The obvious course of action would be to strip the roster, and by the Aug. 31 deadline, that may be the only path available. But even after Monday night's 8-7 loss to the Rays, the 6-10 Red Sox are belatedly showing signs of life, and here's what I'd like to see before depressing the plunger: just one more stinking starter.

Maybe it's a prospect like Bryan Mata, even though the Red Sox have shown no inclination to promote one of their unproven minor leaguers. Maybe it's fireballing left-hander Darwinzon Hernandez, who's being stretched out to open as he returns from a bout with COVID-19. Maybe it's another organization's castoff, though the Red Sox recently passed on former Braves All-Star Mike Foltynewicz.

With three weeks until the Aug. 31 trade deadline, the Red Sox trail the second-place Rays by 2.5 games. They're not going to pass anybody in the standings if they keep trotting out two openers every five days, three if you count right-hander Ryan Weber. Their bullpen simply can't handle it. They've used at least five pitchers 10 times in 16 games, and they've burned through 24 arms in their last four games alone.
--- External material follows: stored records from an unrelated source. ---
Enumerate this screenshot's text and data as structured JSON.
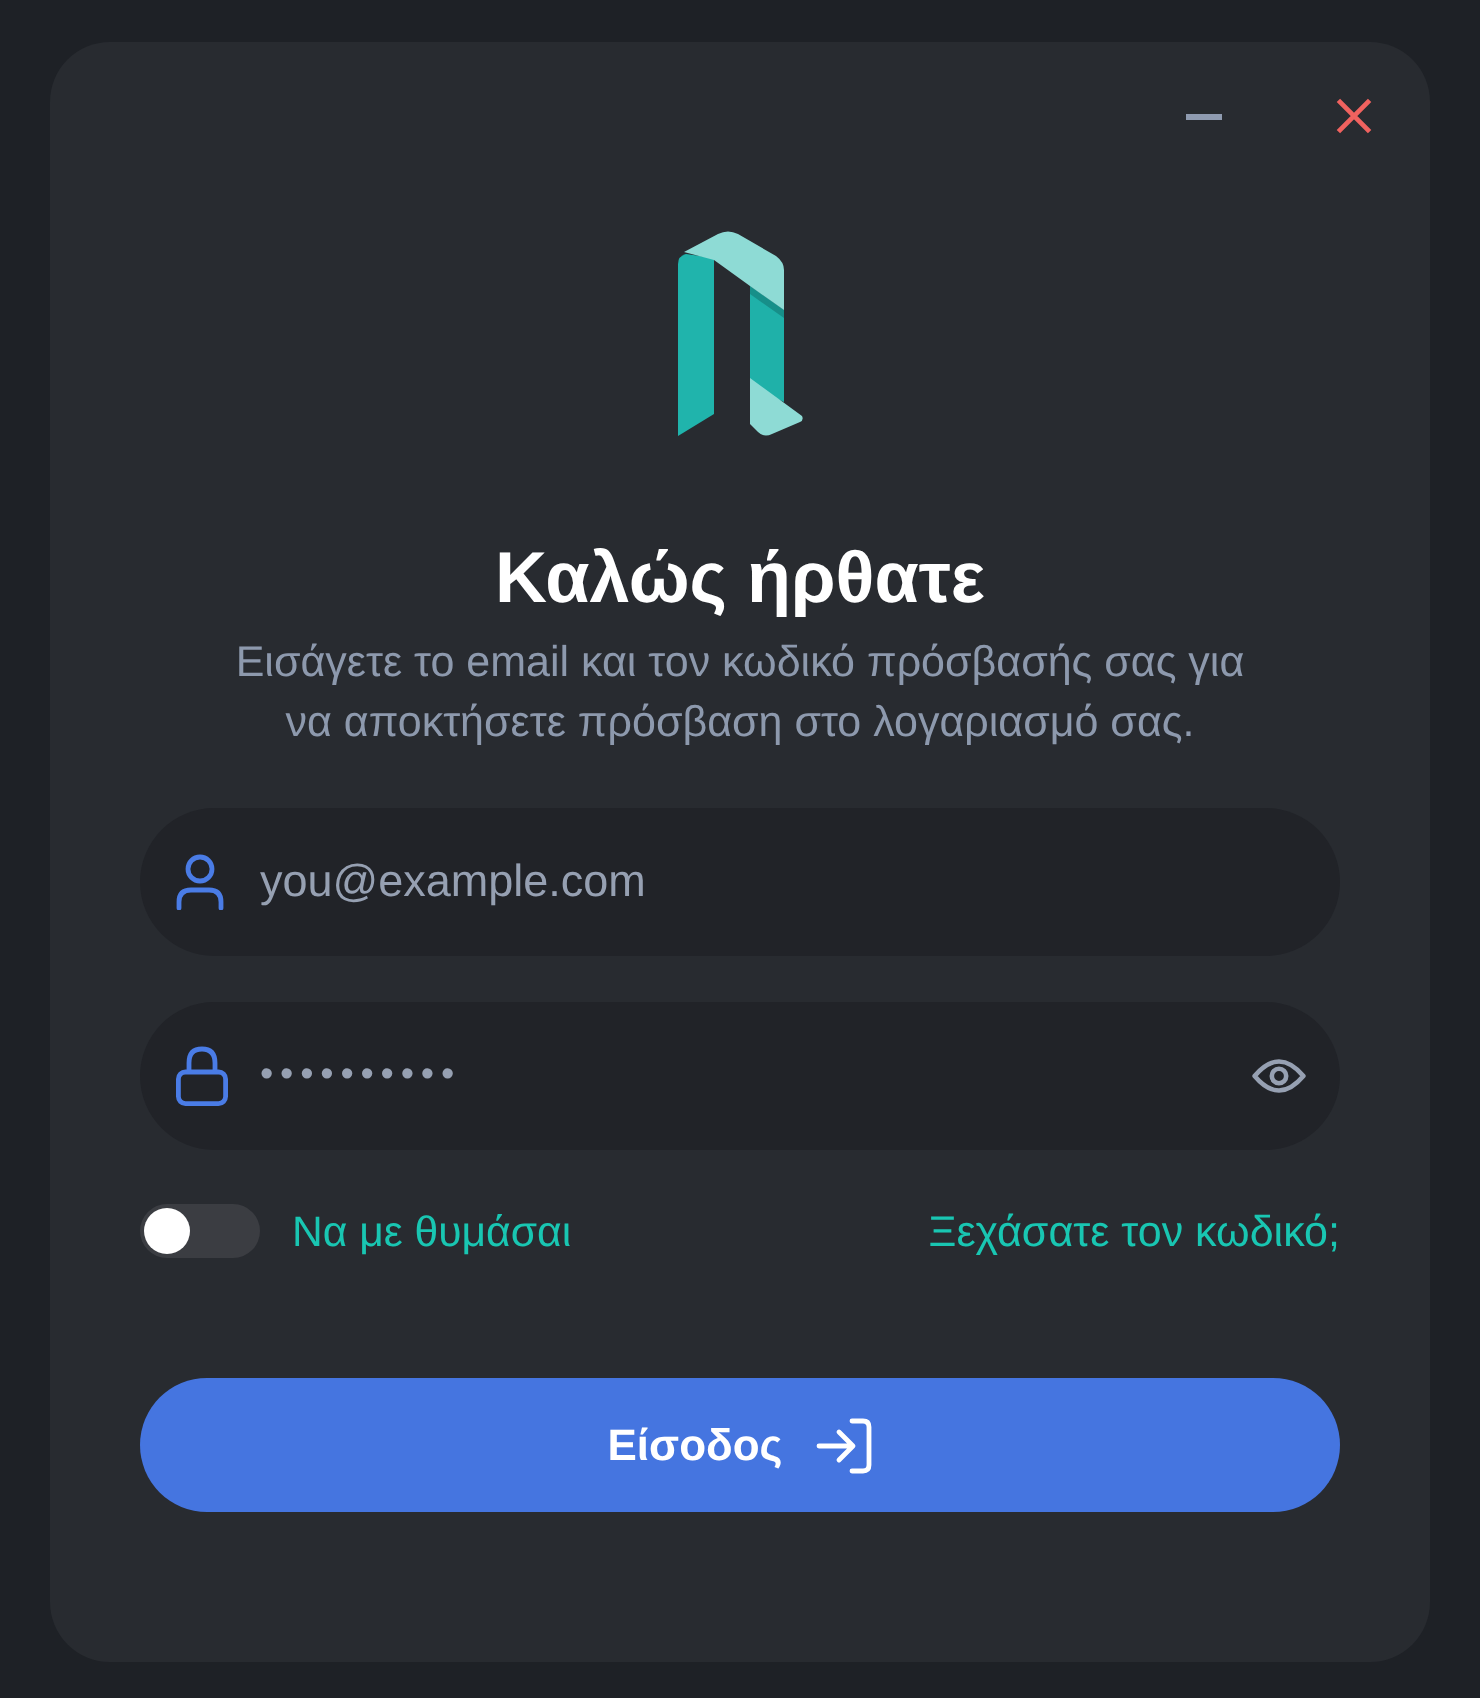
{
  "window": {
    "controls": [
      {
        "kind": "minimize"
      },
      {
        "kind": "close"
      }
    ]
  },
  "header": {
    "title": "Καλώς ήρθατε",
    "subtitle": "Εισάγετε το email και τον κωδικό πρόσβασής σας για να αποκτήσετε πρόσβαση στο λογαριασμό σας."
  },
  "fields": [
    {
      "kind": "email",
      "placeholder": "you@example.com"
    },
    {
      "kind": "password",
      "value": "••••••••••",
      "reveal_toggle": true
    }
  ],
  "remember": {
    "label": "Να με θυμάσαι",
    "on": false
  },
  "forgot_link": "Ξεχάσατε τον κωδικό;",
  "submit": {
    "label": "Είσοδος"
  }
}
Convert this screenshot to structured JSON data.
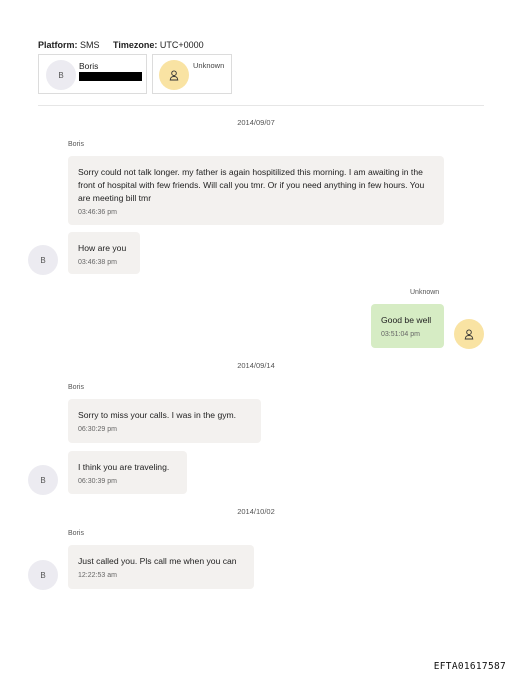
{
  "header": {
    "platform_label": "Platform:",
    "platform_value": "SMS",
    "timezone_label": "Timezone:",
    "timezone_value": "UTC+0000"
  },
  "participants": [
    {
      "initial": "B",
      "name": "Boris",
      "number_redacted": true
    },
    {
      "name": "Unknown"
    }
  ],
  "conversation": [
    {
      "date": "2014/09/07"
    },
    {
      "sender": "Boris",
      "text": "Sorry could not talk longer.   my father is again hospitilized this morning.   I am awaiting in the front of hospital with few friends.  Will call you tmr.  Or if you need anything in few hours.  You are meeting bill tmr",
      "time": "03:46:36 pm"
    },
    {
      "text": "How are you",
      "time": "03:46:38 pm",
      "avatar": "B"
    },
    {
      "sender": "Unknown",
      "text": "Good be well",
      "time": "03:51:04 pm"
    },
    {
      "date": "2014/09/14"
    },
    {
      "sender": "Boris",
      "text": "Sorry to miss your calls. I was in the gym.",
      "time": "06:30:29 pm"
    },
    {
      "text": "I think you are traveling.",
      "time": "06:30:39 pm",
      "avatar": "B"
    },
    {
      "date": "2014/10/02"
    },
    {
      "sender": "Boris",
      "text": "Just called you. Pls call me when you can",
      "time": "12:22:53 am",
      "avatar": "B"
    }
  ],
  "footer_id": "EFTA01617587"
}
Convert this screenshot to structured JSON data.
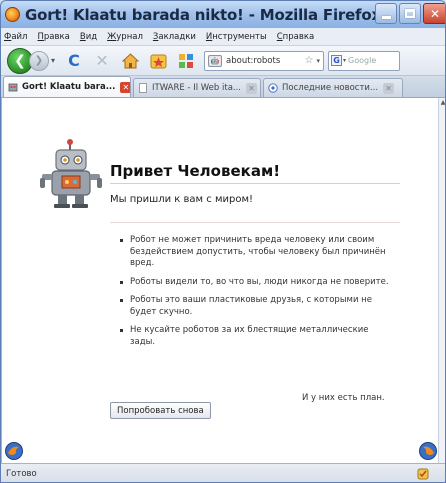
{
  "window": {
    "title": "Gort! Klaatu barada nikto! - Mozilla Firefox"
  },
  "menu": {
    "items": [
      "Файл",
      "Правка",
      "Вид",
      "Журнал",
      "Закладки",
      "Инструменты",
      "Справка"
    ]
  },
  "toolbar": {
    "url": "about:robots",
    "search_placeholder": "Google"
  },
  "tabs": [
    {
      "label": "Gort! Klaatu bara...",
      "active": true
    },
    {
      "label": "ITWARE - Il Web ita...",
      "active": false
    },
    {
      "label": "Последние новости...",
      "active": false
    }
  ],
  "page": {
    "heading": "Привет Человекам!",
    "subheading": "Мы пришли к вам с миром!",
    "laws": [
      "Робот не может причинить вреда человеку или своим бездействием допустить, чтобы человеку был причинён вред.",
      "Роботы видели то, во что вы, люди никогда не поверите.",
      "Роботы это ваши пластиковые друзья, с которыми не будет скучно.",
      "Не кусайте роботов за их блестящие металлические зады."
    ],
    "plan_note": "И у них есть план.",
    "retry_button": "Попробовать снова"
  },
  "status": {
    "text": "Готово"
  },
  "colors": {
    "titlebar": "#9fc0ea",
    "close_button": "#c9432e",
    "back_button": "#2f9b2c"
  }
}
That's how someone like Jeffrey Springs ends up pitching an inning that matters despite an ERA north of 13.00, as was the case on Monday, when he allowed the go-ahead runs in the seventh inning of a game he had no business being near, except manager Ron Roenicke couldn't risk running Heath Hembree and Matt Barnes into the ground.

If Bloom could find just one arm, we'd have a couple of weeks to see if the Red Sox can escape the basement. Thanks to an expanded playoff field, the top two teams in each division will advance, and when you're chasing the Orioles, let's just say you should like your chances.

As it is, it's not like a fire sale would net much in return. While the market for prospective free agent Jackie Bradley Jr. or struggling outfielder Andrew Benintendi is negligible, the Red Sox should be able at least to drum up interest in DH J.D. Martinez and closer Brandon Workman.

Martinez is a legitimate opt-out candidate this fall, provided he builds on Monday's three-hit performance, which included his first home run of 2020. Workman is a pending free agent, and a rebuilding club like the Red Sox has more pressing needs than a 32-year-old closer.

The problem is reading the market. While this season will technically end with someone hoisting a trophy, teams may not be willing to part with pieces of their future when contenders like the Cardinals have only played five games in three weeks because of outbreaks. There also may be hesitation to take on future salary when the economic landscape of 2021 remains so uncertain.

And so if you're Bloom and the return is going to be depressed, why not give this team a chance? Maybe Martinez finds his swing. Maybe Rafael Devers overcomes a foot injury and does the same. Maybe another pitcher eliminates an opener from the weekly probables.

There's value in fighting to make the playoffs, and as long as it doesn't harm the future, why not try?